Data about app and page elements

====

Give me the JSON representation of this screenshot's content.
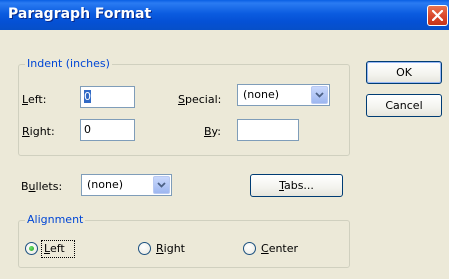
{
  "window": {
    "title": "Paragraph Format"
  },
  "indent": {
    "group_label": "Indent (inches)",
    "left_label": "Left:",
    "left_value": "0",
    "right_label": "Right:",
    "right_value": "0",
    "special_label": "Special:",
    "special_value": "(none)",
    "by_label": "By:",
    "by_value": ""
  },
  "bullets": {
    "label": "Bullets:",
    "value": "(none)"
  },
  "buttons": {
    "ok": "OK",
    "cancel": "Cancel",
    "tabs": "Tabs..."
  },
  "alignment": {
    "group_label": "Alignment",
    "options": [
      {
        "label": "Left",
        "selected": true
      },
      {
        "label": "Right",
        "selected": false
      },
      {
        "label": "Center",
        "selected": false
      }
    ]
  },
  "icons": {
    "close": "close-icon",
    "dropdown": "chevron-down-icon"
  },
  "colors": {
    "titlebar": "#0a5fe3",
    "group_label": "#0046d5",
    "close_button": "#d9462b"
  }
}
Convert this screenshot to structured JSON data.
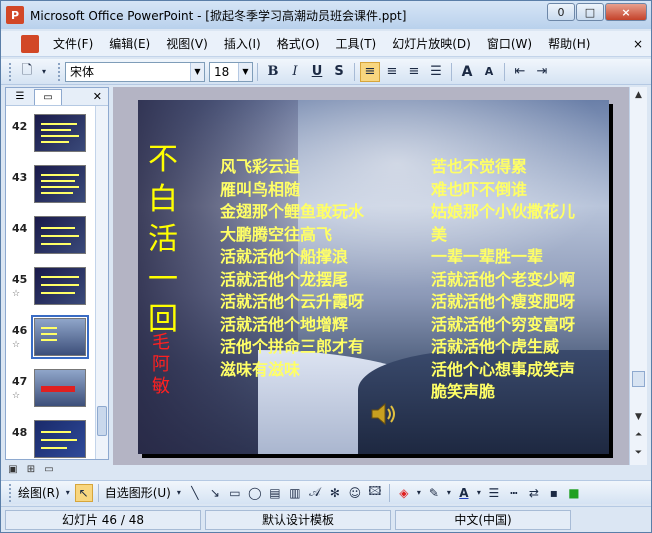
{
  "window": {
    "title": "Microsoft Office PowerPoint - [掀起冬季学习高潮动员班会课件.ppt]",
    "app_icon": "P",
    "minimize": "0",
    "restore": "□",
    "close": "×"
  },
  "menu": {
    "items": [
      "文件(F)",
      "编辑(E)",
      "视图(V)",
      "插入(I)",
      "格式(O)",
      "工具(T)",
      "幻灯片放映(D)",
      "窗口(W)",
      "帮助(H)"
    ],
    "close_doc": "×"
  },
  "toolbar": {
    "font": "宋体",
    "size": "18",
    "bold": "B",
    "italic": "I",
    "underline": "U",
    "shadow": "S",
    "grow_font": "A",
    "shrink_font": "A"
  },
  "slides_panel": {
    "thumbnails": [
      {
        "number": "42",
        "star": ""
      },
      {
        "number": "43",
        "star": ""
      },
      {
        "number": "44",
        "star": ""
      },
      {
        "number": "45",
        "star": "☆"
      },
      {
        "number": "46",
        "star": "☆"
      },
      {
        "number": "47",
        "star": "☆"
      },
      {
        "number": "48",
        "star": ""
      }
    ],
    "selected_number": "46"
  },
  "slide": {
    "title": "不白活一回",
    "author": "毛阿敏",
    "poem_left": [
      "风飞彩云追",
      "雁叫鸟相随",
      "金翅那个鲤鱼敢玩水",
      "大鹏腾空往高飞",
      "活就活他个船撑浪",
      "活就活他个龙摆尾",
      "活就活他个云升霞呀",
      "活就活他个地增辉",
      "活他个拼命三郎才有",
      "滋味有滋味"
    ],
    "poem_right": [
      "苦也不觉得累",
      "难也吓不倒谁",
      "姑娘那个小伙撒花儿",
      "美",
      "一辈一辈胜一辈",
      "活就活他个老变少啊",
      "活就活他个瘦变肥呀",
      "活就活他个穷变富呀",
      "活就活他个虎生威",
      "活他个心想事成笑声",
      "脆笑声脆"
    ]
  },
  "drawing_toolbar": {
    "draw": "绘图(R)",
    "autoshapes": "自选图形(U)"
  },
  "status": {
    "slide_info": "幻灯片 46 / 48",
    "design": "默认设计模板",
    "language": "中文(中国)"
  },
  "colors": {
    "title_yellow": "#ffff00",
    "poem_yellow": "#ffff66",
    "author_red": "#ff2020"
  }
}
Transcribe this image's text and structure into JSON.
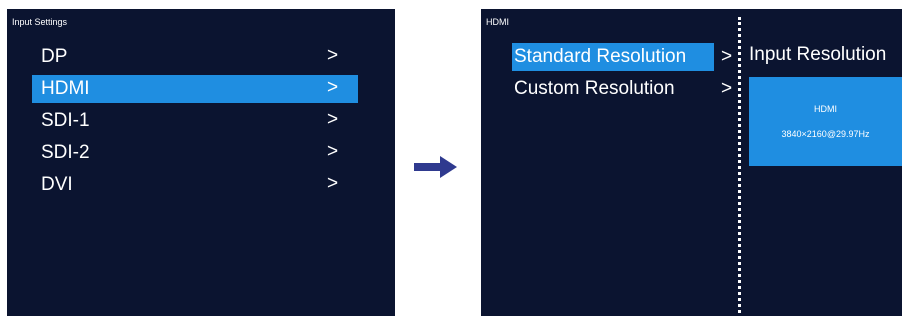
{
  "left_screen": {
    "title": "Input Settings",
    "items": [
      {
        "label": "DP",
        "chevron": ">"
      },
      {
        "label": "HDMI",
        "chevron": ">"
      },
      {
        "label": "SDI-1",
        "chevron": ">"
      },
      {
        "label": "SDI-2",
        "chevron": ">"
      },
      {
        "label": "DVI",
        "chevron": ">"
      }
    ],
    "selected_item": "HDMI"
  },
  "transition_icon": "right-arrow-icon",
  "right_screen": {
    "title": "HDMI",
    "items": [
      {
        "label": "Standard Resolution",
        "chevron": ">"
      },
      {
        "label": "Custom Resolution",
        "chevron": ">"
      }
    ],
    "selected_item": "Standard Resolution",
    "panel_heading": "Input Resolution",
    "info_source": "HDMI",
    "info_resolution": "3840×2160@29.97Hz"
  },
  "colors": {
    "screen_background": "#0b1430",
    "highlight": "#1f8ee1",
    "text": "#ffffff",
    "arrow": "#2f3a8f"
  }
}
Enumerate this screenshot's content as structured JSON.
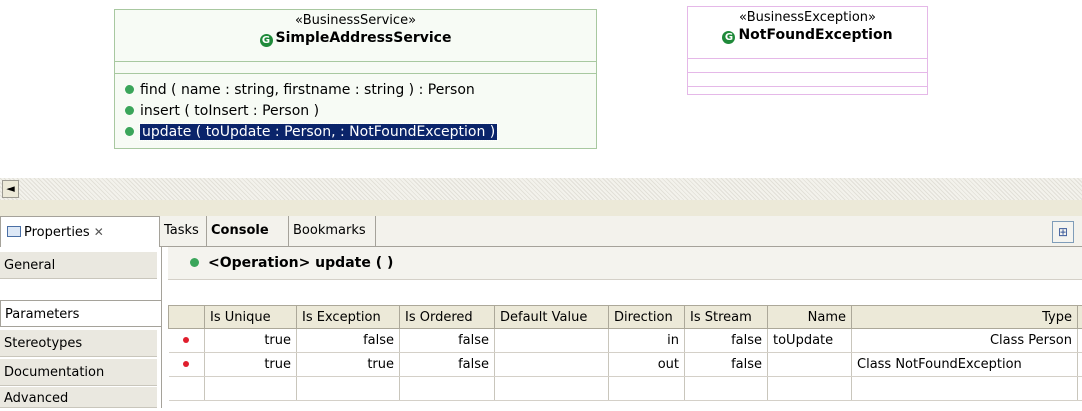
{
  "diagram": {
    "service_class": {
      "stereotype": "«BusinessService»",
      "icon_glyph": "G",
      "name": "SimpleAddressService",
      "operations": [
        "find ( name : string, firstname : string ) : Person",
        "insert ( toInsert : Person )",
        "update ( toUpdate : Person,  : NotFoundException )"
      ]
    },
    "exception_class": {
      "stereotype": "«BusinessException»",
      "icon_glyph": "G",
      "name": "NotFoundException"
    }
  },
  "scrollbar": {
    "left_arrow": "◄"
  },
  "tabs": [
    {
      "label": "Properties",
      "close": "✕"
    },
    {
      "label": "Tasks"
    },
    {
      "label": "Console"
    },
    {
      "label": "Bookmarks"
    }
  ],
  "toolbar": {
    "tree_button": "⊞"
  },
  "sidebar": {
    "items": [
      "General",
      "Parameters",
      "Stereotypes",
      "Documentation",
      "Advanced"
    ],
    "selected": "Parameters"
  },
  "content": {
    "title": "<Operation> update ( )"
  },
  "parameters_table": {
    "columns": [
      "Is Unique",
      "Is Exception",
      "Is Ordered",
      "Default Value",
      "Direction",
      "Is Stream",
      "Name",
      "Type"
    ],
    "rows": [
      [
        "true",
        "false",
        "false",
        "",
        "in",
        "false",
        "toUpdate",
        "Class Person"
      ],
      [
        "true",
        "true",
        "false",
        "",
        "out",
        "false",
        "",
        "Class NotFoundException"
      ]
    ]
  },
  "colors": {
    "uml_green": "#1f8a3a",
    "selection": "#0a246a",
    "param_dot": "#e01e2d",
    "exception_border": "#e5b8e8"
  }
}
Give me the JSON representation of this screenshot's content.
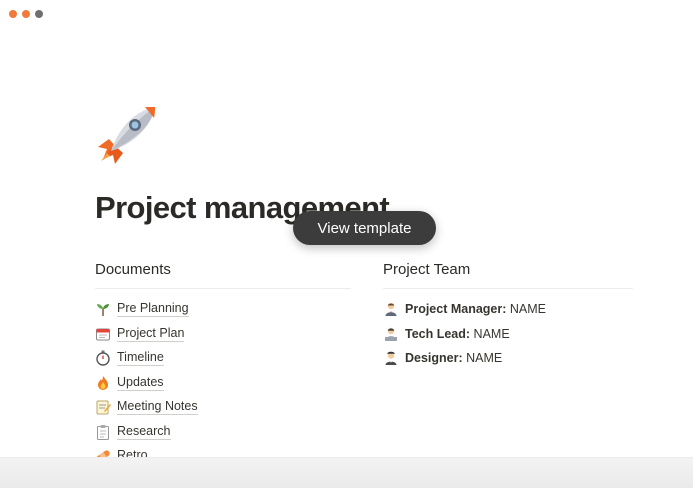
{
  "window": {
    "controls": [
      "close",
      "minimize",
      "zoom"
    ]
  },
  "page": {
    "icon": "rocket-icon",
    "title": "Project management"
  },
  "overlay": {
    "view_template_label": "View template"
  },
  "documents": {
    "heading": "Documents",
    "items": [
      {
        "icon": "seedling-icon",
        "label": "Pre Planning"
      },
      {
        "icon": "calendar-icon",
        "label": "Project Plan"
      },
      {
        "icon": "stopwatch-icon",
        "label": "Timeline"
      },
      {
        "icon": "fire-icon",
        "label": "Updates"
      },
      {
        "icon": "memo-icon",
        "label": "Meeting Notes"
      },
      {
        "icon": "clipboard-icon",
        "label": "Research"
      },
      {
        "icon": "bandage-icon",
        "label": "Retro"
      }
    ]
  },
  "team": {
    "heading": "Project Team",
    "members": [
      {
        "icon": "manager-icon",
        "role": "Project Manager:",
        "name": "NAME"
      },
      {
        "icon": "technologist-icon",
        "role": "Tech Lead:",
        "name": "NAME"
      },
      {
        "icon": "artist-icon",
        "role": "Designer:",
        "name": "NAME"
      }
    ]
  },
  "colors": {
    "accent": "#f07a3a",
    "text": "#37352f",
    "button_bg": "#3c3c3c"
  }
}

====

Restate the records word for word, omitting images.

Give me the JSON representation of this screenshot's content.
{
  "window": {
    "title": "Paragraph Format"
  },
  "indent": {
    "group_label": "Indent (inches)",
    "left_label": "Left:",
    "left_value": "0",
    "right_label": "Right:",
    "right_value": "0",
    "special_label": "Special:",
    "special_value": "(none)",
    "by_label": "By:",
    "by_value": ""
  },
  "bullets": {
    "label": "Bullets:",
    "value": "(none)"
  },
  "buttons": {
    "ok": "OK",
    "cancel": "Cancel",
    "tabs": "Tabs..."
  },
  "alignment": {
    "group_label": "Alignment",
    "options": [
      {
        "label": "Left",
        "selected": true
      },
      {
        "label": "Right",
        "selected": false
      },
      {
        "label": "Center",
        "selected": false
      }
    ]
  },
  "icons": {
    "close": "close-icon",
    "dropdown": "chevron-down-icon"
  },
  "colors": {
    "titlebar": "#0a5fe3",
    "group_label": "#0046d5",
    "close_button": "#d9462b"
  }
}
Convert this screenshot to structured JSON data.
{
  "window": {
    "title": "Microsoft Office PowerPoint - [掀起冬季学习高潮动员班会课件.ppt]",
    "app_icon": "P",
    "minimize": "0",
    "restore": "□",
    "close": "×"
  },
  "menu": {
    "items": [
      "文件(F)",
      "编辑(E)",
      "视图(V)",
      "插入(I)",
      "格式(O)",
      "工具(T)",
      "幻灯片放映(D)",
      "窗口(W)",
      "帮助(H)"
    ],
    "close_doc": "×"
  },
  "toolbar": {
    "font": "宋体",
    "size": "18",
    "bold": "B",
    "italic": "I",
    "underline": "U",
    "shadow": "S",
    "grow_font": "A",
    "shrink_font": "A"
  },
  "slides_panel": {
    "thumbnails": [
      {
        "number": "42",
        "star": ""
      },
      {
        "number": "43",
        "star": ""
      },
      {
        "number": "44",
        "star": ""
      },
      {
        "number": "45",
        "star": "☆"
      },
      {
        "number": "46",
        "star": "☆"
      },
      {
        "number": "47",
        "star": "☆"
      },
      {
        "number": "48",
        "star": ""
      }
    ],
    "selected_number": "46"
  },
  "slide": {
    "title": "不白活一回",
    "author": "毛阿敏",
    "poem_left": [
      "风飞彩云追",
      "雁叫鸟相随",
      "金翅那个鲤鱼敢玩水",
      "大鹏腾空往高飞",
      "活就活他个船撑浪",
      "活就活他个龙摆尾",
      "活就活他个云升霞呀",
      "活就活他个地增辉",
      "活他个拼命三郎才有",
      "滋味有滋味"
    ],
    "poem_right": [
      "苦也不觉得累",
      "难也吓不倒谁",
      "姑娘那个小伙撒花儿",
      "美",
      "一辈一辈胜一辈",
      "活就活他个老变少啊",
      "活就活他个瘦变肥呀",
      "活就活他个穷变富呀",
      "活就活他个虎生威",
      "活他个心想事成笑声",
      "脆笑声脆"
    ]
  },
  "drawing_toolbar": {
    "draw": "绘图(R)",
    "autoshapes": "自选图形(U)"
  },
  "status": {
    "slide_info": "幻灯片 46 / 48",
    "design": "默认设计模板",
    "language": "中文(中国)"
  },
  "colors": {
    "title_yellow": "#ffff00",
    "poem_yellow": "#ffff66",
    "author_red": "#ff2020"
  }
}
Transcribe this image's text and structure into JSON.
{
  "left_screen": {
    "title": "Input Settings",
    "items": [
      {
        "label": "DP",
        "chevron": ">"
      },
      {
        "label": "HDMI",
        "chevron": ">"
      },
      {
        "label": "SDI-1",
        "chevron": ">"
      },
      {
        "label": "SDI-2",
        "chevron": ">"
      },
      {
        "label": "DVI",
        "chevron": ">"
      }
    ],
    "selected_item": "HDMI"
  },
  "transition_icon": "right-arrow-icon",
  "right_screen": {
    "title": "HDMI",
    "items": [
      {
        "label": "Standard Resolution",
        "chevron": ">"
      },
      {
        "label": "Custom Resolution",
        "chevron": ">"
      }
    ],
    "selected_item": "Standard Resolution",
    "panel_heading": "Input Resolution",
    "info_source": "HDMI",
    "info_resolution": "3840×2160@29.97Hz"
  },
  "colors": {
    "screen_background": "#0b1430",
    "highlight": "#1f8ee1",
    "text": "#ffffff",
    "arrow": "#2f3a8f"
  }
}
Enumerate this screenshot's content as structured JSON.
{
  "diagram": {
    "service_class": {
      "stereotype": "«BusinessService»",
      "icon_glyph": "G",
      "name": "SimpleAddressService",
      "operations": [
        "find ( name : string, firstname : string ) : Person",
        "insert ( toInsert : Person )",
        "update ( toUpdate : Person,  : NotFoundException )"
      ]
    },
    "exception_class": {
      "stereotype": "«BusinessException»",
      "icon_glyph": "G",
      "name": "NotFoundException"
    }
  },
  "scrollbar": {
    "left_arrow": "◄"
  },
  "tabs": [
    {
      "label": "Properties",
      "close": "✕"
    },
    {
      "label": "Tasks"
    },
    {
      "label": "Console"
    },
    {
      "label": "Bookmarks"
    }
  ],
  "toolbar": {
    "tree_button": "⊞"
  },
  "sidebar": {
    "items": [
      "General",
      "Parameters",
      "Stereotypes",
      "Documentation",
      "Advanced"
    ],
    "selected": "Parameters"
  },
  "content": {
    "title": "<Operation> update ( )"
  },
  "parameters_table": {
    "columns": [
      "Is Unique",
      "Is Exception",
      "Is Ordered",
      "Default Value",
      "Direction",
      "Is Stream",
      "Name",
      "Type"
    ],
    "rows": [
      [
        "true",
        "false",
        "false",
        "",
        "in",
        "false",
        "toUpdate",
        "Class Person"
      ],
      [
        "true",
        "true",
        "false",
        "",
        "out",
        "false",
        "",
        "Class NotFoundException"
      ]
    ]
  },
  "colors": {
    "uml_green": "#1f8a3a",
    "selection": "#0a246a",
    "param_dot": "#e01e2d",
    "exception_border": "#e5b8e8"
  }
}
Give me the JSON representation of this screenshot's content.
{
  "window": {
    "controls": [
      "close",
      "minimize",
      "zoom"
    ]
  },
  "page": {
    "icon": "rocket-icon",
    "title": "Project management"
  },
  "overlay": {
    "view_template_label": "View template"
  },
  "documents": {
    "heading": "Documents",
    "items": [
      {
        "icon": "seedling-icon",
        "label": "Pre Planning"
      },
      {
        "icon": "calendar-icon",
        "label": "Project Plan"
      },
      {
        "icon": "stopwatch-icon",
        "label": "Timeline"
      },
      {
        "icon": "fire-icon",
        "label": "Updates"
      },
      {
        "icon": "memo-icon",
        "label": "Meeting Notes"
      },
      {
        "icon": "clipboard-icon",
        "label": "Research"
      },
      {
        "icon": "bandage-icon",
        "label": "Retro"
      }
    ]
  },
  "team": {
    "heading": "Project Team",
    "members": [
      {
        "icon": "manager-icon",
        "role": "Project Manager:",
        "name": "NAME"
      },
      {
        "icon": "technologist-icon",
        "role": "Tech Lead:",
        "name": "NAME"
      },
      {
        "icon": "artist-icon",
        "role": "Designer:",
        "name": "NAME"
      }
    ]
  },
  "colors": {
    "accent": "#f07a3a",
    "text": "#37352f",
    "button_bg": "#3c3c3c"
  }
}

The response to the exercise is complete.